» WHAT THIS TASK INVOLVES:
Scan the listing below. Return every line containing the string "Gefällt".
%%
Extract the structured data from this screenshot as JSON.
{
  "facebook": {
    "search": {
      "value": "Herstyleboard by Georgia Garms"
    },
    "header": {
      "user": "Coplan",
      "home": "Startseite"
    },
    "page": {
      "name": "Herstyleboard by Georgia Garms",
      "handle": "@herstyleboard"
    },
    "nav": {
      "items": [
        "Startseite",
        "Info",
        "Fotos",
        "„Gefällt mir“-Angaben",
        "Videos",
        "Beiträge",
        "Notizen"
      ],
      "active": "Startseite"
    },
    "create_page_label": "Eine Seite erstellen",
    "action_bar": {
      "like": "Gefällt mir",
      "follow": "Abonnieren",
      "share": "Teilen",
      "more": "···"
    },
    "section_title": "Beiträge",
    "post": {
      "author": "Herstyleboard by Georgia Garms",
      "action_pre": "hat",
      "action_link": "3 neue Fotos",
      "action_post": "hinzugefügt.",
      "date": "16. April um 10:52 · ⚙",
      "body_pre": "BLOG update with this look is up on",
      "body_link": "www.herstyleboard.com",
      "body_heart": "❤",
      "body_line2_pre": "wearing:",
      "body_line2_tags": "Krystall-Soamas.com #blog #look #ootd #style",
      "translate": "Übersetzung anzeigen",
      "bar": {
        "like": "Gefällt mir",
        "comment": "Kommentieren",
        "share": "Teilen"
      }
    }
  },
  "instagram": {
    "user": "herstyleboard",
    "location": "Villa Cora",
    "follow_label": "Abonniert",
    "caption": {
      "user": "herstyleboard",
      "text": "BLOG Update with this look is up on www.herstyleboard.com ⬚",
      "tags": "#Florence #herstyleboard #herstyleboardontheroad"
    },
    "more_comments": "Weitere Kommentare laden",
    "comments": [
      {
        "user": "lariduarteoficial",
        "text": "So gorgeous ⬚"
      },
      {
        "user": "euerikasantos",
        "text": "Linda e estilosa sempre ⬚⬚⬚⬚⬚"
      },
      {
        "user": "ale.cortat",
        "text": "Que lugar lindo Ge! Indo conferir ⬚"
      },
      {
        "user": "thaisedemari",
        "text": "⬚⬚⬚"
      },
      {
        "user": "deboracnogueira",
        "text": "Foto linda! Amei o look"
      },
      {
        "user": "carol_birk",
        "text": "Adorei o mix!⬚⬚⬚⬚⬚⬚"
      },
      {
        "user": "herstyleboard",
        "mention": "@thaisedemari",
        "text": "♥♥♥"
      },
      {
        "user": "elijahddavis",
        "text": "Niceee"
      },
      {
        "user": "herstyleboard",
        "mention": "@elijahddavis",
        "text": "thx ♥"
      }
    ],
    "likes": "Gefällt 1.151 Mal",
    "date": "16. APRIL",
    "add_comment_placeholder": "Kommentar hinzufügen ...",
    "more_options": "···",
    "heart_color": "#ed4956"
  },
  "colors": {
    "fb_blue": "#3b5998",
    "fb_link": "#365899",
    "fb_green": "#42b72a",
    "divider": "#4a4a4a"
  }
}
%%
» TASK SOLUTION:
        "„Gefällt mir“-Angaben",
      "like": "Gefällt mir",
        "like": "Gefällt mir",
    "likes": "Gefällt 1.151 Mal",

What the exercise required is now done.